On arrival at the hotel, the smiling Balinese receptionist quietly informs us that we’ve been upgraded to the Amandari Suite, and shows us to our room. We restrain ourselves until she leaves, then run amok exploring everything. We’ve only just finished our traveller ritual – you know: unpack everything, jump on the bed and do a cannonball into the infinity pool – when another staff member glides in with a complimentary bottle of wine. Our initiation to Amandari in Ubud, the spiritual heart of Bali, couldn’t have been better.
Now, faced with bedrooms in which Posh and Becks, Christina Aguilera and Mick Jagger have slept (not all at once), we are struck dumb. We walk down to our first villa (yes, first), which has a high, thatched roof and impeccable decor. Yes, that’s our living room. Jaws dragging on the floor behind us, we reach our second villa. It’s the same size and set-up, but simply houses a king-size bed. This villa opens onto our private infinity pool next to another thatched outdoor entertaining area and gorgeous garden. All we need now is a celebrity-scale entourage and we’re ready to party…
Suitably blissed out, we decide to eat at the Restaurant, which looks over a large infinity pool, and enjoy some of the best Indonesian food we’ve ever tasted. Traditional drumming is coming from a lit-up stand. ‘Are they statues with music piped out of them?’ asks my companion. ‘Yes,’ replies the waiter. ‘Just put money in the slot and they’ll play all night.’ Then he laughs as our statues walk off to take their break.
Lofty schemes are hatched to explore Ubud the next morning and put our stamp on the town, but those plans don’t quite work out for us. Instead, we roll out of bed and spend the entire day lying by the pool doing some Olympic-standard lounging. I consider it an achievement if I manage to read five pages of my book without nodding off.
Feeling guilty for doing nothing we hit the gym. Amandari’s gym is a picture of serenity. The pavilion actually floats on a lily pond.
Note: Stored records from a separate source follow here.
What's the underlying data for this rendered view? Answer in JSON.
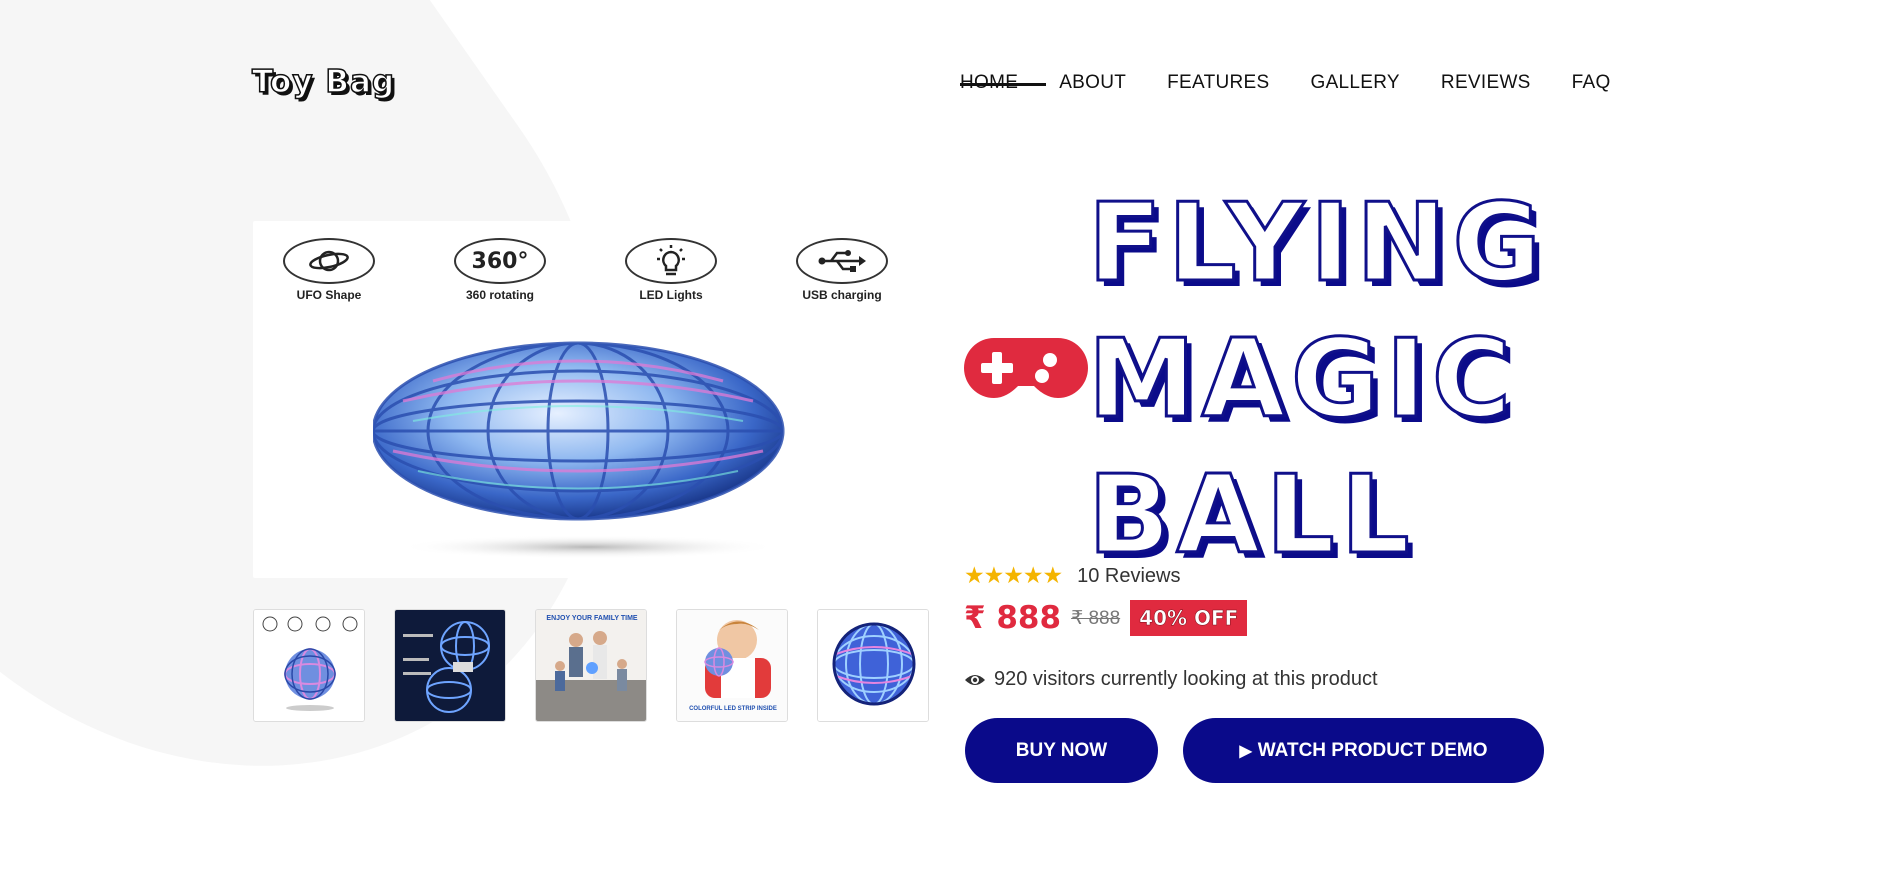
{
  "header": {
    "logo": "Toy Bag",
    "nav": [
      "HOME",
      "ABOUT",
      "FEATURES",
      "GALLERY",
      "REVIEWS",
      "FAQ"
    ],
    "active": "HOME"
  },
  "product": {
    "title_lines": [
      "FLYING",
      "MAGIC",
      "BALL"
    ],
    "features": [
      {
        "badge": "",
        "label": "UFO Shape",
        "icon": "planet-icon"
      },
      {
        "badge": "360°",
        "label": "360 rotating",
        "icon": "360-icon"
      },
      {
        "badge": "",
        "label": "LED Lights",
        "icon": "bulb-icon"
      },
      {
        "badge": "",
        "label": "USB charging",
        "icon": "usb-icon"
      }
    ],
    "rating": {
      "stars": 5,
      "reviews": "10 Reviews"
    },
    "price": "₹ 888",
    "old_price": "₹ 888",
    "discount": "40% OFF",
    "visitors": "920 visitors currently looking at this product",
    "buy_label": "BUY NOW",
    "demo_label": "WATCH PRODUCT DEMO",
    "thumb_texts": [
      "ENJOY YOUR FAMILY TIME",
      "COLORFUL LED STRIP INSIDE"
    ]
  },
  "colors": {
    "navy": "#0a0a8a",
    "red": "#e02a3f",
    "star": "#f4b400"
  }
}
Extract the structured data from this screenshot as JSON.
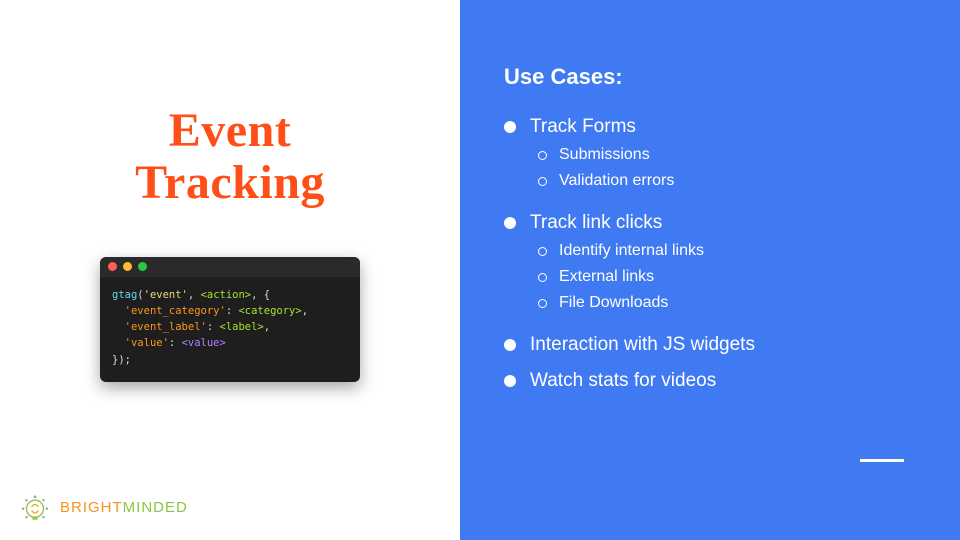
{
  "title_line1": "Event",
  "title_line2": "Tracking",
  "code": {
    "fn": "gtag",
    "event": "'event'",
    "action": "<action>",
    "k_category": "'event_category'",
    "v_category": "<category>",
    "k_label": "'event_label'",
    "v_label": "<label>",
    "k_value": "'value'",
    "v_value": "<value>"
  },
  "logo": {
    "part1": "BRIGHT",
    "part2": "MINDED"
  },
  "right": {
    "heading": "Use Cases:",
    "items": [
      {
        "label": "Track Forms",
        "sub": [
          "Submissions",
          "Validation errors"
        ]
      },
      {
        "label": "Track link clicks",
        "sub": [
          "Identify internal links",
          "External links",
          "File Downloads"
        ]
      },
      {
        "label": "Interaction with JS widgets",
        "sub": []
      },
      {
        "label": "Watch stats for videos",
        "sub": []
      }
    ]
  }
}
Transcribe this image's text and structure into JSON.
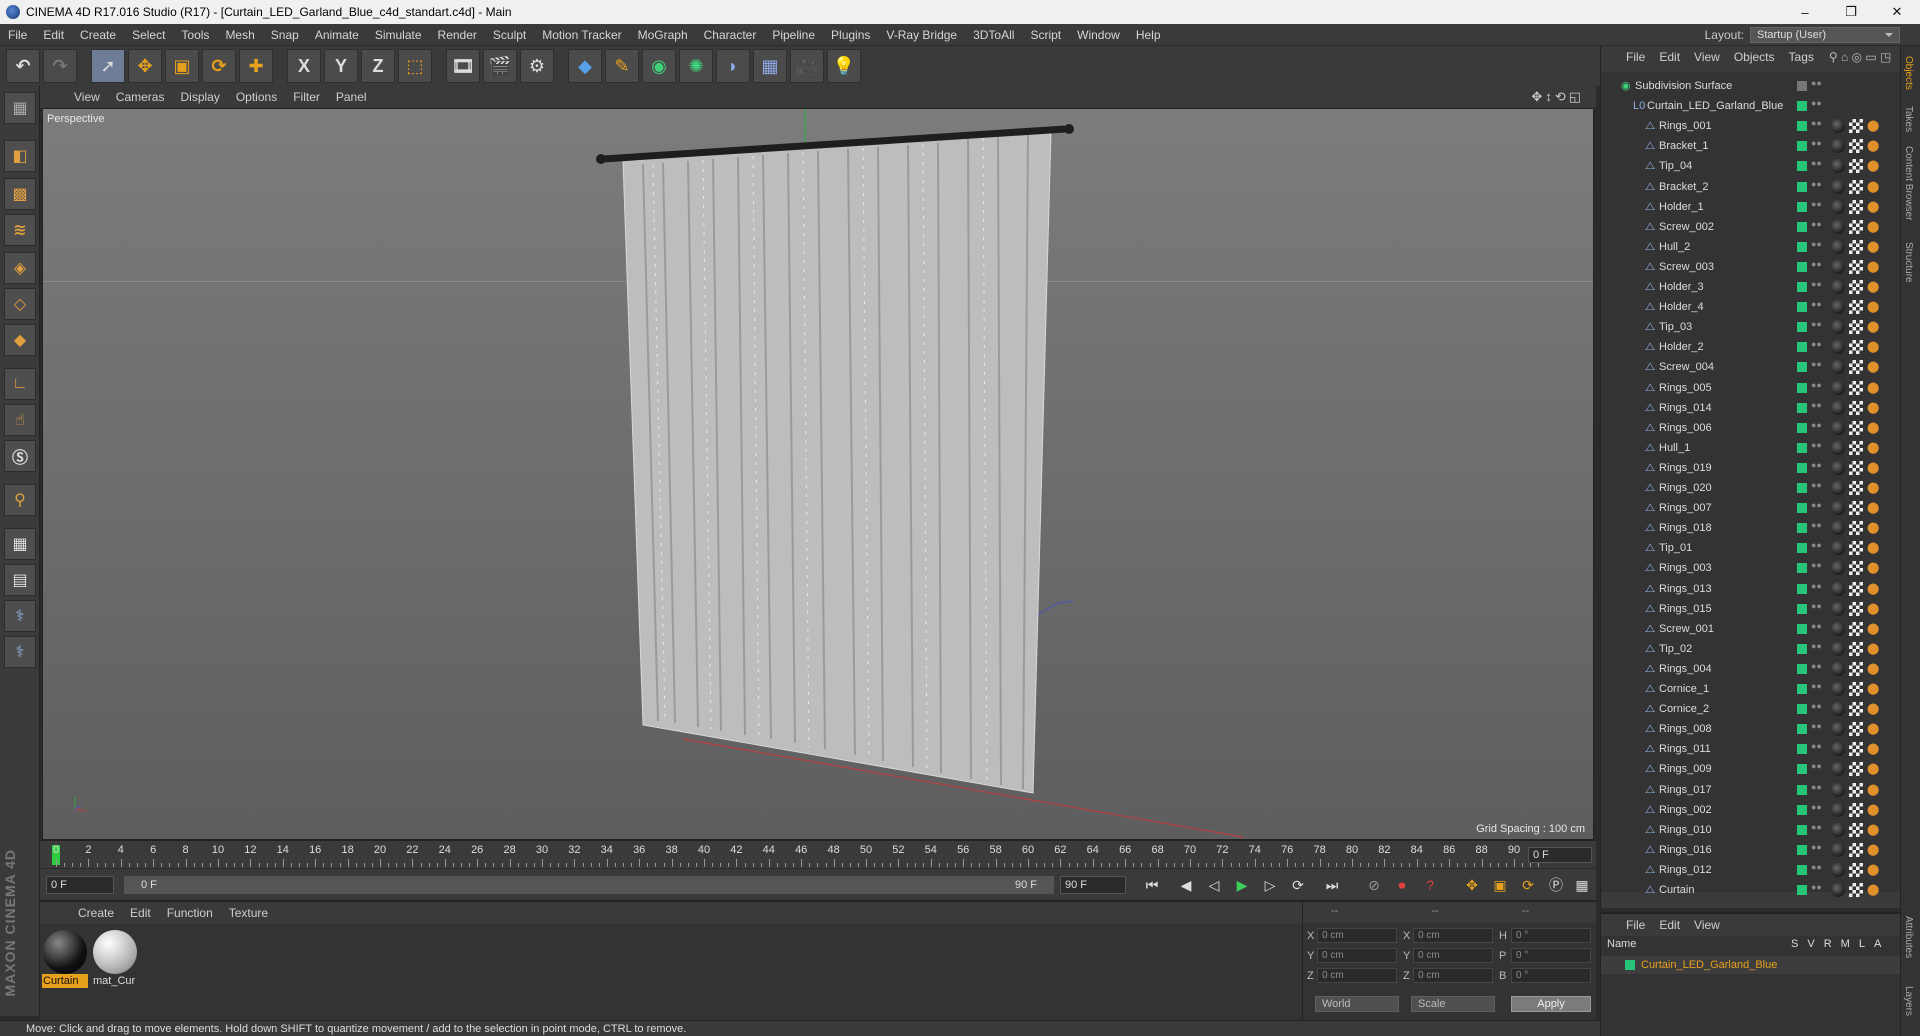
{
  "window": {
    "title": "CINEMA 4D R17.016 Studio (R17) - [Curtain_LED_Garland_Blue_c4d_standart.c4d] - Main",
    "minimize": "–",
    "maximize": "❐",
    "close": "✕"
  },
  "menubar": {
    "items": [
      "File",
      "Edit",
      "Create",
      "Select",
      "Tools",
      "Mesh",
      "Snap",
      "Animate",
      "Simulate",
      "Render",
      "Sculpt",
      "Motion Tracker",
      "MoGraph",
      "Character",
      "Pipeline",
      "Plugins",
      "V-Ray Bridge",
      "3DToAll",
      "Script",
      "Window",
      "Help"
    ],
    "layout_label": "Layout:",
    "layout_value": "Startup (User)"
  },
  "toolbar": {
    "icons": [
      "undo-icon",
      "redo-icon",
      "select-live-icon",
      "move-icon",
      "scale-icon",
      "rotate-icon",
      "move-tool-icon",
      "x-axis-icon",
      "y-axis-icon",
      "z-axis-icon",
      "coordinate-system-icon",
      "render-view-icon",
      "render-picture-icon",
      "edit-render-settings-icon",
      "cube-primitive-icon",
      "pen-spline-icon",
      "subdivision-icon",
      "array-icon",
      "deformer-icon",
      "floor-icon",
      "camera-icon",
      "light-icon"
    ],
    "axis_x": "X",
    "axis_y": "Y",
    "axis_z": "Z"
  },
  "viewport": {
    "menu": [
      "View",
      "Cameras",
      "Display",
      "Options",
      "Filter",
      "Panel"
    ],
    "label": "Perspective",
    "grid_spacing": "Grid Spacing : 100 cm"
  },
  "timeline": {
    "ticks": [
      "0",
      "2",
      "4",
      "6",
      "8",
      "10",
      "12",
      "14",
      "16",
      "18",
      "20",
      "22",
      "24",
      "26",
      "28",
      "30",
      "32",
      "34",
      "36",
      "38",
      "40",
      "42",
      "44",
      "46",
      "48",
      "50",
      "52",
      "54",
      "56",
      "58",
      "60",
      "62",
      "64",
      "66",
      "68",
      "70",
      "72",
      "74",
      "76",
      "78",
      "80",
      "82",
      "84",
      "86",
      "88",
      "90"
    ],
    "current_frame": "0 F",
    "start_field": "0 F",
    "range_start": "0 F",
    "range_end": "90 F",
    "end_field": "90 F"
  },
  "materials": {
    "menu": [
      "Create",
      "Edit",
      "Function",
      "Texture"
    ],
    "items": [
      {
        "name": "Curtain",
        "selected": true
      },
      {
        "name": "mat_Cur",
        "selected": false
      }
    ]
  },
  "coordinates": {
    "header": "--",
    "header2": "--",
    "header3": "--",
    "rows": [
      {
        "l1": "X",
        "v1": "0 cm",
        "l2": "X",
        "v2": "0 cm",
        "l3": "H",
        "v3": "0 °"
      },
      {
        "l1": "Y",
        "v1": "0 cm",
        "l2": "Y",
        "v2": "0 cm",
        "l3": "P",
        "v3": "0 °"
      },
      {
        "l1": "Z",
        "v1": "0 cm",
        "l2": "Z",
        "v2": "0 cm",
        "l3": "B",
        "v3": "0 °"
      }
    ],
    "space": "World",
    "mode": "Scale",
    "apply": "Apply"
  },
  "objects": {
    "menu": [
      "File",
      "Edit",
      "View",
      "Objects",
      "Tags"
    ],
    "root": "Subdivision Surface",
    "group": "Curtain_LED_Garland_Blue",
    "children": [
      "Rings_001",
      "Bracket_1",
      "Tip_04",
      "Bracket_2",
      "Holder_1",
      "Screw_002",
      "Hull_2",
      "Screw_003",
      "Holder_3",
      "Holder_4",
      "Tip_03",
      "Holder_2",
      "Screw_004",
      "Rings_005",
      "Rings_014",
      "Rings_006",
      "Hull_1",
      "Rings_019",
      "Rings_020",
      "Rings_007",
      "Rings_018",
      "Tip_01",
      "Rings_003",
      "Rings_013",
      "Rings_015",
      "Screw_001",
      "Tip_02",
      "Rings_004",
      "Cornice_1",
      "Cornice_2",
      "Rings_008",
      "Rings_011",
      "Rings_009",
      "Rings_017",
      "Rings_002",
      "Rings_010",
      "Rings_016",
      "Rings_012",
      "Curtain"
    ]
  },
  "layers": {
    "menu": [
      "File",
      "Edit",
      "View"
    ],
    "col_name": "Name",
    "cols": [
      "S",
      "V",
      "R",
      "M",
      "L",
      "A"
    ],
    "layer": "Curtain_LED_Garland_Blue"
  },
  "rightstrip": {
    "tabs": [
      "Objects",
      "Takes",
      "Content Browser",
      "Structure"
    ],
    "tabs2": [
      "Attributes",
      "Layers"
    ]
  },
  "branding": "MAXON CINEMA 4D",
  "status": "Move: Click and drag to move elements. Hold down SHIFT to quantize movement / add to the selection in point mode, CTRL to remove."
}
It just doesn’t feel right grunting and groaning in such a tranquil place – now I know how Katie Holmes felt giving birth.
On a well-being roll, the following morning we join the free yoga class. Our teacher is very gentle, pausing every couple of minutes and reminding us to ‘take it easy’. Then, to get the heart rate back up again, we hike down the moss-covered stone steps to the river below. It’s treacherous and the moss is pretty slippery, though probably not helped by the fact we are wearing flip-flops. The ‘a rolling stone gathers no moss’ saying probably originated while Mick Jagger stayed here.
After the Eat, Pray, Love phenomenon we thought we should visit a healer, but the results are less convincing than those experienced by Elizabeth Gilbert in her memoir. We are sent to Pak Cok Rai, a member of the Ubud royal family, who is famous for his magical healing and therapeutic powers. He could be 70 or 120; his face looks like a prune with eyes so it’s hard to tell. We arrive in his outdoor treatment area as a tourist is being treated for ‘Bali belly’ (a bad case of the runs). Pak Cok Rai cuts up some herbs and then, to our surprise and the patient’s, crams them in his mouth, chews them up, then spits them out on the guy’s stomach, which is then covered in clingwrap.
I’m relieved to escape that particular treatment. Instead, using acupressure and reflexology techniques, he shoves a stick into points between my toes. It hurts. Reciting some mantras, he traces the stick on my stomach. Then he pokes the stick between my toes again and this time it doesn’t hurt as much. To be honest, I think he wasn’t pressing as hard. Dutifully, I pay up – I’d arrived with a sore hip and leave with a lightness in my hip pocket.
It’s finally time to depart Amandari and to make the separation less painful we are given chocolate brownies to eat in the car. No disrespect to Pak Cok Rai – but those brownies have true healing powers.